  • Rici - both answers help me parallelize the processing of the arrays, so both answers are acceptable. I didn't realize clicking on the check mark would limit the number of answers. Thanks for the illuminating answer!
  • Wait, what? I want parallel to do the loop, not have parallel (or env_parallel) just run a function that does the loop. This works too: env_parallel 'echo {} ${ari[{}]} ${ar[${ari[{}]}]}' ::: ${!ari[@]}
  • I have never seen the make_importer func before. Can I use it in GNU Parallel's documentation?
  • One question - the -exp argument to parallel - is that in long form --eof=xp? Doesn't seem like it - is it supposed to be --env?
  • Do try running parallel with '-vv -S localhost --env ar_importer'. How many \ do you see :-)
  • @OleTange: Yep, -exp was a typo. Shows my inexperience with parallel. Fixed, thanks. You're certainly free to reproduce the hack. You can even give me credit; I think I've committed enough hacks in my life that one more won't embarrass me too much. I've never used it with parallel, but I sometimes need to export arrays into subshells; I don't think I've ever published it before. Obviously you only want to run ar_importer once in a target shell, which requires a deeper understanding of parallel options than I possess, but I'm sure you'll have no trouble optimizing it.

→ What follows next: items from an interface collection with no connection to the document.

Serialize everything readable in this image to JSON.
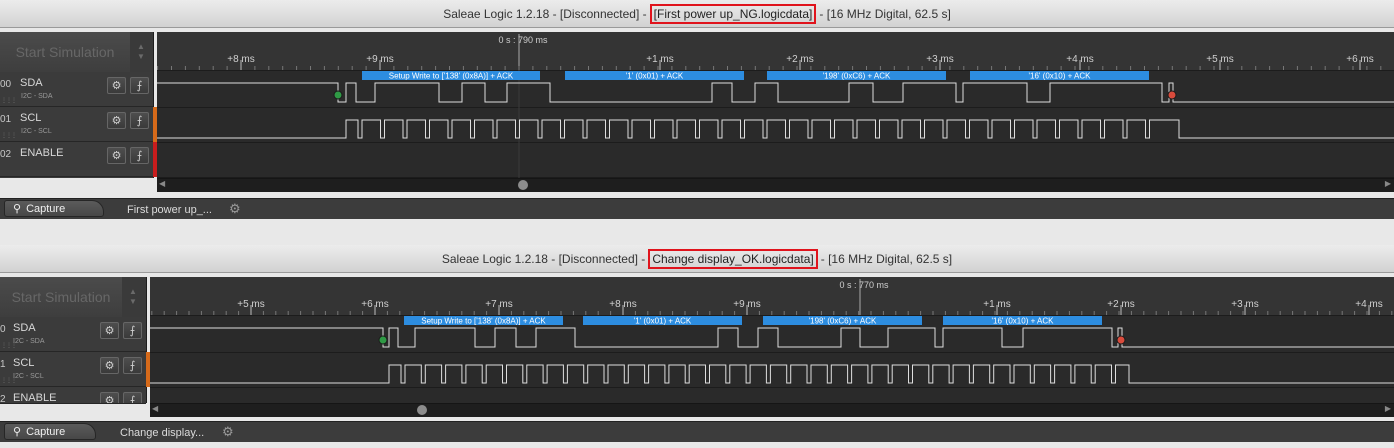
{
  "windows": [
    {
      "title_prefix": "Saleae Logic 1.2.18 - [Disconnected] -",
      "title_file": "[First power up_NG.logicdata]",
      "title_suffix": "- [16 MHz Digital, 62.5 s]",
      "start_simulation": "Start Simulation",
      "cursor_time": "0 s : 790 ms",
      "ticks": [
        "+8 ms",
        "+9 ms",
        "+1 ms",
        "+2 ms",
        "+3 ms",
        "+4 ms",
        "+5 ms",
        "+6 ms"
      ],
      "channels": [
        {
          "num": "00",
          "name": "SDA",
          "sub": "I2C - SDA"
        },
        {
          "num": "01",
          "name": "SCL",
          "sub": "I2C - SCL"
        },
        {
          "num": "02",
          "name": "ENABLE",
          "sub": ""
        }
      ],
      "decodes": [
        "Setup Write to ['138' (0x8A)] + ACK",
        "'1' (0x01) + ACK",
        "'198' (0xC6) + ACK",
        "'16' (0x10) + ACK"
      ],
      "tabs": {
        "capture": "Capture",
        "file": "First power up_..."
      }
    },
    {
      "title_prefix": "Saleae Logic 1.2.18 - [Disconnected] -",
      "title_file": "Change display_OK.logicdata]",
      "title_suffix": "- [16 MHz Digital, 62.5 s]",
      "start_simulation": "Start Simulation",
      "cursor_time": "0 s : 770 ms",
      "ticks": [
        "+5 ms",
        "+6 ms",
        "+7 ms",
        "+8 ms",
        "+9 ms",
        "+1 ms",
        "+2 ms",
        "+3 ms",
        "+4 ms"
      ],
      "channels": [
        {
          "num": "0",
          "name": "SDA",
          "sub": "I2C - SDA"
        },
        {
          "num": "1",
          "name": "SCL",
          "sub": "I2C - SCL"
        },
        {
          "num": "2",
          "name": "ENABLE",
          "sub": ""
        }
      ],
      "decodes": [
        "Setup Write to ['138' (0x8A)] + ACK",
        "'1' (0x01) + ACK",
        "'198' (0xC6) + ACK",
        "'16' (0x10) + ACK"
      ],
      "tabs": {
        "capture": "Capture",
        "file": "Change display..."
      }
    }
  ],
  "colors": {
    "decode": "#2d8de0",
    "start_marker": "#2f9a45",
    "stop_marker": "#d94b3c",
    "scl_channel": "#d66a1a",
    "enable_channel": "#c81d1d",
    "highlight": "#e0131c"
  },
  "icons": {
    "gear": "gear-icon",
    "trigger": "trigger-icon",
    "search": "search-icon"
  }
}
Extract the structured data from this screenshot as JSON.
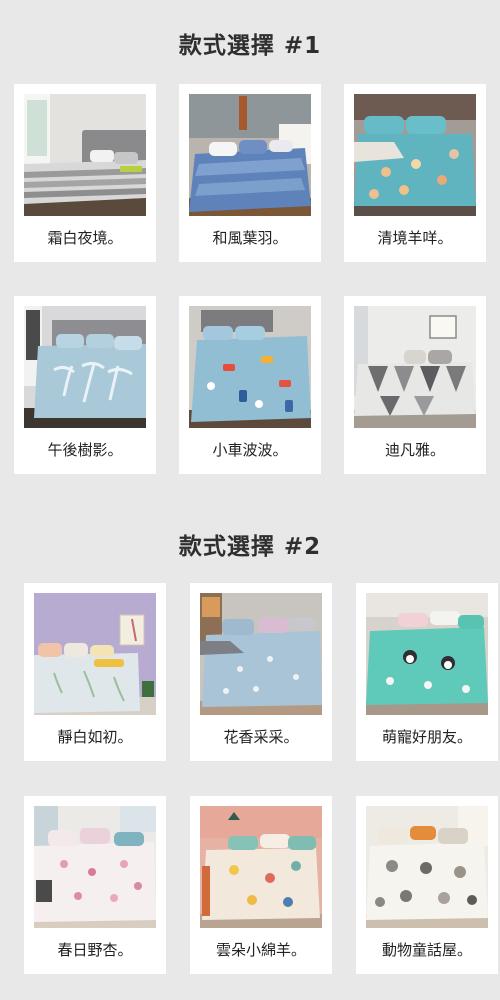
{
  "sections": [
    {
      "title": "款式選擇 #1",
      "items": [
        {
          "label": "霜白夜境。",
          "theme": "gray-stripe"
        },
        {
          "label": "和風葉羽。",
          "theme": "blue-leaf"
        },
        {
          "label": "清境羊咩。",
          "theme": "teal-sheep"
        },
        {
          "label": "午後樹影。",
          "theme": "light-blue-palm"
        },
        {
          "label": "小車波波。",
          "theme": "blue-cars"
        },
        {
          "label": "迪凡雅。",
          "theme": "gray-geometric"
        }
      ]
    },
    {
      "title": "款式選擇 #2",
      "items": [
        {
          "label": "靜白如初。",
          "theme": "white-floral-purple-wall"
        },
        {
          "label": "花香采采。",
          "theme": "light-blue-floral"
        },
        {
          "label": "萌寵好朋友。",
          "theme": "mint-pets"
        },
        {
          "label": "春日野杏。",
          "theme": "pink-blossom"
        },
        {
          "label": "雲朵小綿羊。",
          "theme": "cream-sheep-orange-wall"
        },
        {
          "label": "動物童話屋。",
          "theme": "white-animals"
        }
      ]
    }
  ]
}
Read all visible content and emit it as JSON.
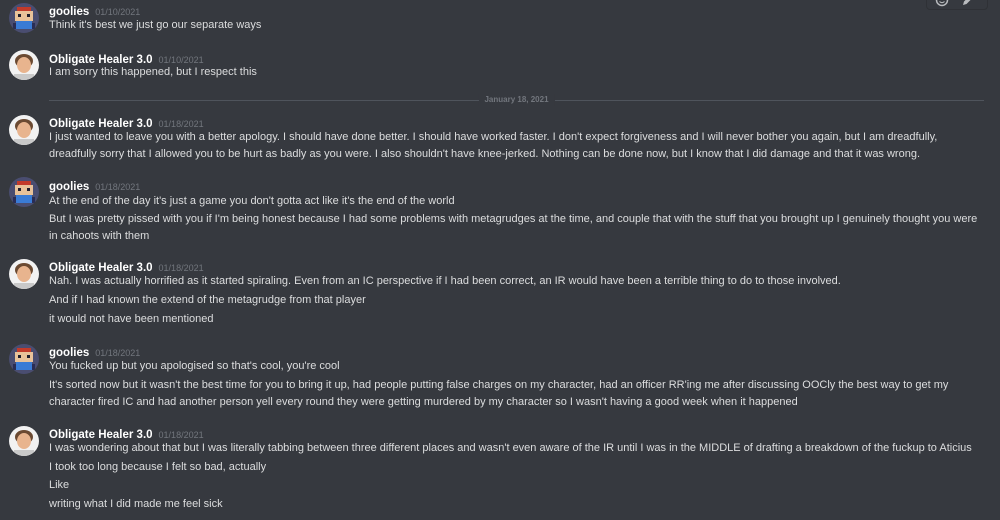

  • A further developed version of this hack is today an integral part of env_parallel (a wrapper for GNU Parallel that exports the full environment).